Carly Najera and Dan Lubacz, both teachers at Bensalem High School, weren’t prepared to say “goodbye” to their graduating seniors so soon.
The STEM guitar instructors, who also teach digital photography and industrial design, respectively, thought they’d have an entire school year to instill not only academic knowledge, but invaluable life skills. But that opportunity was cut short due to the COVID-19 pandemic.
In order to stay in touch with their students and help prepare them for college and the “real world,” Najera and Lubacz host an Instagram Live cooking and baking series every Friday morning, at 11 a.m., at @BHS.DigitalPhotos and @BHS.STEMGuitar. Not only do the students learn how to create banana bread, gluten-free pancakes and more from scratch, they get to discuss the science and tools behind the food.
“A lot of our students are seniors, so the last couple of precious months, they ask you things like, ‘What should I bring when I go away to college? What should I bring if I’m going into the workforce?,’ ” said Najera. “We wanted to give them advice before they leave the nest. Teachers don’t just teach their content. There’s a million other little interactions that happen, and this is sort of our last chance to really connect with our seniors and help them in the best way we know how.”
The idea to launch an Instagram Live series was formed thanks to inspiration from Lubacz’s family.
“My wife over quarantine, she has been buying cookbooks by the dozens, and we’ve been cooking our way through stuff. Our boys every morning would want pancakes, so, we started making pancakes with them in the morning all the time and talking about what they were doing,” Lubacz said.
After his third-grader, who is taking an engineering class called Quest at Linden Elementary, was asked to make pancakes as a project to understand the chemistry behind the mixture, it clicked – what if Lubacz and Najera, self-described “best friends” who share neighboring classrooms, did something similar for their students? Teens could enjoy virtual office hours and a cooking show, all while learning a skill.
“It was a way to tie it all together. We weren’t getting a lot of engagement with our regular office hours, so we thought, maybe let’s bring some normalcy back since they’re isolated. They’re lonely. It was a way to get them more engaged, feel a little more comfortable, just watch their teachers’ banter,” said Najera. “We thought it would be healthy for them to see those things.”
According to Lubacz, it was also a way to give himself and Najera a sense of normalcy.
“We miss them. They miss the normalcy, but I also miss my students and I want to talk to them. I want to see how they’re doing. I want them to hear my voice. I want to see them log in and say, ‘Hello,’ ” he said. “As simple as that is, Carly and I were really missing that interaction that we have with students.”
To date, the pair has shown students how to make apple pie with a lattice crust, arroz con gandules (rice and peas), danish, poached eggs, gluten-free pancakes and banana bread. They intend to keep the series running as long as there’s engagement. And so far, the interest only seems to be growing.

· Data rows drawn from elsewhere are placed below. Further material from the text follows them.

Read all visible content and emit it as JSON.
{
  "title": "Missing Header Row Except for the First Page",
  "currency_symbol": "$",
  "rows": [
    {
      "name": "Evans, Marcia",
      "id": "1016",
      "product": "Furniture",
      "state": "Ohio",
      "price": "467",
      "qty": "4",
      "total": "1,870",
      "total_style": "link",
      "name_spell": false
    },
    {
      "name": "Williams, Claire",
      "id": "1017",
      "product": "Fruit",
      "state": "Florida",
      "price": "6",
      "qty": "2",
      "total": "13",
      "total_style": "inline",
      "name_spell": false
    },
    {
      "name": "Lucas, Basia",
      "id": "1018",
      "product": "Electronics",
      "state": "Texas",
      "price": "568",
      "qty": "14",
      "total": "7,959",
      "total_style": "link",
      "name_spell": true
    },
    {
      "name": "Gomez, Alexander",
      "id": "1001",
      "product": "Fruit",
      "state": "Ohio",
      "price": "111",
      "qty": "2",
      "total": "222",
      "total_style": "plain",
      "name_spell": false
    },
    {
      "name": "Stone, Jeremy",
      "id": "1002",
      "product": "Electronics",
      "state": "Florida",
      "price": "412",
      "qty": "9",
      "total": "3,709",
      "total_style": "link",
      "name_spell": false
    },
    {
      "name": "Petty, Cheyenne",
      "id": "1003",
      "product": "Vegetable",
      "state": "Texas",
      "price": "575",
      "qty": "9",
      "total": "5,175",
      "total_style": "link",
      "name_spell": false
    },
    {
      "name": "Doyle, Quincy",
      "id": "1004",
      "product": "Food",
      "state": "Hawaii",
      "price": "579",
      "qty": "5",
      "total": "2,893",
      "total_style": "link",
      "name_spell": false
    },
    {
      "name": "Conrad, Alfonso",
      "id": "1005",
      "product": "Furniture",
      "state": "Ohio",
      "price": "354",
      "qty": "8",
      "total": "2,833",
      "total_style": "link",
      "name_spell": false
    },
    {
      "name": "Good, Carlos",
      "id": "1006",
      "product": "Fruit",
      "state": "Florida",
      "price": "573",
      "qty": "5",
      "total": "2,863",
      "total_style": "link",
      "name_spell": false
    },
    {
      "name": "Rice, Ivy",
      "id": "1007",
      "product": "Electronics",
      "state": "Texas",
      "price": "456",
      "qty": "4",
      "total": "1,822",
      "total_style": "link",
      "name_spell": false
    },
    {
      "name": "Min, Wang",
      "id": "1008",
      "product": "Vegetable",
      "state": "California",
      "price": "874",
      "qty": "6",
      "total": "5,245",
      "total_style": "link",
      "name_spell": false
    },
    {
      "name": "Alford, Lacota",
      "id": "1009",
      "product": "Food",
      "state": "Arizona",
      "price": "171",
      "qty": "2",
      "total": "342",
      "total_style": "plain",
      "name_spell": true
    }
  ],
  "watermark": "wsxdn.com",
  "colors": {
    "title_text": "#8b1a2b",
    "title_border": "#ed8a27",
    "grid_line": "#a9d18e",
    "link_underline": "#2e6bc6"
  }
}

“We’re aware of the students that we teach, and they come from all different backgrounds. Some of our students may be cooking daily for their siblings because their parents are at work,” said Najera. “They may be by themselves all day, and it is expensive to eat out. For some of our college kids, it’s good to know, ‘Hey, you can make this. You can make a loaf of banana bread that will last you a week and you don’t have to go buy Dunkin’ every single day. You can do this for yourself.’ This idea of being self-sufficient, I think that’s really important.”
“We wanted to show the kids, ‘I’m putting this stuff together with next to nothing. I have a bowl and a couple of eggs,’ ” added Lubacz. “You can do these things. You can make these things.”
As the graduating seniors of Bensalem High School move onto bigger and better things, Lubacz shared some words of wisdom.
“When this all started, seniors were really bummed about missing all the senior stuff. But I think as they get older and more time passes, they’re going to always be remembered as this class that went through this pandemic. It will be distinct for them,” said Lubacz. “It will be something that they’ll tell their grandchildren about, ‘I never had a prom’ or ‘I never had a normal graduation, let me tell you why.’ That’s kind of hard to accept and see now at 18 years old, but I think when they’re 35, it’ll be unique. It’ll be a life experience that not all people will have and it’s going to set them apart.”
Samantha Bambino can be reached at firstname.lastname@example.org